Now, to address the second part of your question about targeting all of the hamstring muscles. Take caution in what/how/why a muscle is "targeted." If this is an attempt at "spot reduction of fat," than some serious up-education is needed on how/why/when the body uses different fuel sources. Remember: spot reduction does not exist. Isolation as mentioned above can cause neuromuscular confusion. The hamstrings are a generally regarded as tonic musculature. This means that faulty loading (such as in chronic use of fixed axis machines) can and will cause excess facilitation/tightening/shortening in these muscles. Facilitated hamstrings can contribute to countless musculoskeletal imbalances leading to dysfunction and pain. To avoid this, the simple answer once again is integrated "functional" exercise. Please remember that muscles have a full contraction spectrum (i.e., eccentric, isometric, concentric). Machines force the user to focus primarily on the concentric contraction. My point in this case is this: the hamstrings do not only concentrically flex the knee. They also:

  1. ECCENTRICALLY DECELERATE hip flexion, knee extension and internal/external rotation of the knee (depending on which muscles are being referred to) as well as iliosacral anterior rotation.
  2. ISOMETRICALLY STABILIZE the lumbo-pelvic hip complex as well as the tibio-femoral joint.
  3. CONCENTRICALLY ACCELERATE hip extension and internal external rotation of the knee (once again depending on which muscles are being referred to - semitendinosus, semimembranosus, bicep femoris long/short head).

There are literally countless ways to train/exercise all of these muscles. It is very safe to assume that, if careful consideration has been taken to assess and progress with a purpose, then any movements involving multiple planes of motion, varying intensities, speeds, mediums, etc., will involve the use of all the hamstring muscles.

The following examples can be found on the PTontheNET.com Exercise & Flexibility Library:
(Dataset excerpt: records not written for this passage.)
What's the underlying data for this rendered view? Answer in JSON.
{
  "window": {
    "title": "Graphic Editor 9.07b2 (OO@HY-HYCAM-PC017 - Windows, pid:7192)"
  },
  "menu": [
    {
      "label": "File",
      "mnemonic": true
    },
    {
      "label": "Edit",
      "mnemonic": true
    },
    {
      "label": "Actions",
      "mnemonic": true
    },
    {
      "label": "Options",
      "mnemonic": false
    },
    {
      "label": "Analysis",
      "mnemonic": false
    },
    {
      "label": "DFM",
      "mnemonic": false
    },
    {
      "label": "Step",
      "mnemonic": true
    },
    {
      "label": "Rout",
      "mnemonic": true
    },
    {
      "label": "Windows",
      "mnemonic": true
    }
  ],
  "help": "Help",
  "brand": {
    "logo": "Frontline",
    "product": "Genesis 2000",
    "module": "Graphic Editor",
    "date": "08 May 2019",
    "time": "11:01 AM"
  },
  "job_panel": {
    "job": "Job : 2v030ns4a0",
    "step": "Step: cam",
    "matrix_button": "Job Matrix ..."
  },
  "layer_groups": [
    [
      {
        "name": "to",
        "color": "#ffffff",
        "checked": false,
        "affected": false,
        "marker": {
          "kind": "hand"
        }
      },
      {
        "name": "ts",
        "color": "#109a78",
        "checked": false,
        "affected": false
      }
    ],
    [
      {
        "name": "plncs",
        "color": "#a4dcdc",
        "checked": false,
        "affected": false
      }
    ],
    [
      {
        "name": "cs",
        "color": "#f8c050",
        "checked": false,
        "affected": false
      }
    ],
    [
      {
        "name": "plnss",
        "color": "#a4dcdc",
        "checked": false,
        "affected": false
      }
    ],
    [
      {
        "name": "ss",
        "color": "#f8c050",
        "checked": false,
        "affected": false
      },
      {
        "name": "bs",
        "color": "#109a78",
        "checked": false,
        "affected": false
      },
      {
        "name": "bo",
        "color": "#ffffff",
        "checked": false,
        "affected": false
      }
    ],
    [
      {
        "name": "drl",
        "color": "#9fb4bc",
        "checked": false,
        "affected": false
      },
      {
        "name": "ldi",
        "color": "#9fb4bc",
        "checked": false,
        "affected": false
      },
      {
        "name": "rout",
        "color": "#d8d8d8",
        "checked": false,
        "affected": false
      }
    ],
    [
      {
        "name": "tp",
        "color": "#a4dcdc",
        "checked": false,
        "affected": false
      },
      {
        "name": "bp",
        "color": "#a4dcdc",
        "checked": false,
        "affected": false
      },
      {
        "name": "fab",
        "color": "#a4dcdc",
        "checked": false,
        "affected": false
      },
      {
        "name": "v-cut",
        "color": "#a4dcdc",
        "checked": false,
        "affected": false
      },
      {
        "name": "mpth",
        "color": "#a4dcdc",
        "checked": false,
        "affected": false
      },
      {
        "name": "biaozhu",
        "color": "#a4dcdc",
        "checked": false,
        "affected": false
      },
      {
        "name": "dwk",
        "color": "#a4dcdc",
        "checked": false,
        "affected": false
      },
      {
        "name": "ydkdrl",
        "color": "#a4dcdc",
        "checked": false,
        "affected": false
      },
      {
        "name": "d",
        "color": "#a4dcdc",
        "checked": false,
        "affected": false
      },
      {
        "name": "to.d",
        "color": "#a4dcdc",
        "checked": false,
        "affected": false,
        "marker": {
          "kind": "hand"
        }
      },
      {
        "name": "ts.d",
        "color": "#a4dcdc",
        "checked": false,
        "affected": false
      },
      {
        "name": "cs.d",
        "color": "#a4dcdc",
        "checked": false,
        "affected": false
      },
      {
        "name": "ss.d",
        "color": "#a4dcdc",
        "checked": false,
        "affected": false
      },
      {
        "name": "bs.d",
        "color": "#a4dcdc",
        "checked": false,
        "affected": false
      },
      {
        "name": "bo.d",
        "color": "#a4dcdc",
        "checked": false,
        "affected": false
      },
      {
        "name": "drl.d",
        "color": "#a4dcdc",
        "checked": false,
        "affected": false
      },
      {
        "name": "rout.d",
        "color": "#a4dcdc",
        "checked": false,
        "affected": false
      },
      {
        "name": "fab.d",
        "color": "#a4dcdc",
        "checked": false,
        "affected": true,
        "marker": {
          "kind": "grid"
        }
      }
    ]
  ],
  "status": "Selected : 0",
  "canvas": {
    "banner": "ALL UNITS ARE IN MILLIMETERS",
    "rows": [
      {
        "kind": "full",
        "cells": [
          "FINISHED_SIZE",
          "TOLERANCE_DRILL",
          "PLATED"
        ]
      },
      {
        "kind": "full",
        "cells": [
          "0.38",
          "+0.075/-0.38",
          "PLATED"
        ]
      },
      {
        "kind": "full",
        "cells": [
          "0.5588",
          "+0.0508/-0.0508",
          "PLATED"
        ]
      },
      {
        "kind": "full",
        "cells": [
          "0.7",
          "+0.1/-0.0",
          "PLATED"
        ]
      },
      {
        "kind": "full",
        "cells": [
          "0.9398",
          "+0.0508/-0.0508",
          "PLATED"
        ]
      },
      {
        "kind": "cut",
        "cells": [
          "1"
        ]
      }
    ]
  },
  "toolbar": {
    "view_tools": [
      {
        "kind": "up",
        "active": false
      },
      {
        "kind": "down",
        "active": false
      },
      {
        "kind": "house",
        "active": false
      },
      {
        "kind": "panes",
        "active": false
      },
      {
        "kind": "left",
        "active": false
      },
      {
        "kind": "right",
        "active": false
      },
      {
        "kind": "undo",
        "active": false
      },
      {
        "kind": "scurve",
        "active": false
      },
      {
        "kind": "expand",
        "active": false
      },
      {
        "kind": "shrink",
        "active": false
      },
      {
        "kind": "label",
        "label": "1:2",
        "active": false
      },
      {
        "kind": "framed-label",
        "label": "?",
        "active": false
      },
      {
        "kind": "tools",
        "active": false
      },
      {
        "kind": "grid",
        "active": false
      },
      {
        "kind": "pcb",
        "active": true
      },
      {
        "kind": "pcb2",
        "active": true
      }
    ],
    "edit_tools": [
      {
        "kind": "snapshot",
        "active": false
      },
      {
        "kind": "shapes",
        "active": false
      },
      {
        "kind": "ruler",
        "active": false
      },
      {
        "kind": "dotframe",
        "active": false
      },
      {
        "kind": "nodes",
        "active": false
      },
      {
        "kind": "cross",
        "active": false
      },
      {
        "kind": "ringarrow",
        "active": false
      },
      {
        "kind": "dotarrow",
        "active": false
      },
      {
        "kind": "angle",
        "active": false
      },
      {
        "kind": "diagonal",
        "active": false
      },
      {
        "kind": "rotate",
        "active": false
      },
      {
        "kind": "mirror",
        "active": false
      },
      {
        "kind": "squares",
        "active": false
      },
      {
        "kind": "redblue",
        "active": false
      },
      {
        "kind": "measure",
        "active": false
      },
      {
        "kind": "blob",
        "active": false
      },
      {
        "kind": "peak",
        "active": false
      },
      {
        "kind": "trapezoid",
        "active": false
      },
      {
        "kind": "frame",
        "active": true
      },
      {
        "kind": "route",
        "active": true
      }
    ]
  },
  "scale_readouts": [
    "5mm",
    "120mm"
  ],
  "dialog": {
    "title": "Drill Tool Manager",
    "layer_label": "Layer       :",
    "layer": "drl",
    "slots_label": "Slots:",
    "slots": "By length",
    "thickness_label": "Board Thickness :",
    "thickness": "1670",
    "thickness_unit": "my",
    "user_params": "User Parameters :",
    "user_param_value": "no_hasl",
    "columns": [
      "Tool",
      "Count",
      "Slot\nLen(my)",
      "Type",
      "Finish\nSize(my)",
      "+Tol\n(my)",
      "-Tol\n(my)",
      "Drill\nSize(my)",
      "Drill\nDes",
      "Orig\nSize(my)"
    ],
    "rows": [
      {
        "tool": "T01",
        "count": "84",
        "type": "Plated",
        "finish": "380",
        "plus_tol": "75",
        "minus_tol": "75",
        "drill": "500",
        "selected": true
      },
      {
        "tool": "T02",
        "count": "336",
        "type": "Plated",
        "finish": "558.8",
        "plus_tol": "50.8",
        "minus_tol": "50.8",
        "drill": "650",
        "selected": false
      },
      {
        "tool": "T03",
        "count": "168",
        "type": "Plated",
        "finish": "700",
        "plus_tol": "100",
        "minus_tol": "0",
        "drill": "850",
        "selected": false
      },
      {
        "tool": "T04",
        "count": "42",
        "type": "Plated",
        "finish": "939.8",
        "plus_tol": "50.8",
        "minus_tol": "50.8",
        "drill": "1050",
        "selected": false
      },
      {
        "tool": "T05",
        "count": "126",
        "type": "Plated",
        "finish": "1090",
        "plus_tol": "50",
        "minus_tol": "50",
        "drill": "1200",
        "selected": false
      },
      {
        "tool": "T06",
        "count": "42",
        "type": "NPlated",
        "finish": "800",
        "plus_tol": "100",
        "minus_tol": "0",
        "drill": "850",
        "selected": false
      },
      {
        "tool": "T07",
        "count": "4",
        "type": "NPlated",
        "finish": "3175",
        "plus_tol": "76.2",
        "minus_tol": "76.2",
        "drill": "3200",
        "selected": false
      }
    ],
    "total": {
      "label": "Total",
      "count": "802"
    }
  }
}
  1. Single Leg Squat Touchdowns
  2. Multi Planer Single Leg Squats
  3. Step-ups (Multiple Planes)
  4. Multi-planar Lunges
  5. Standard Front/Back Squats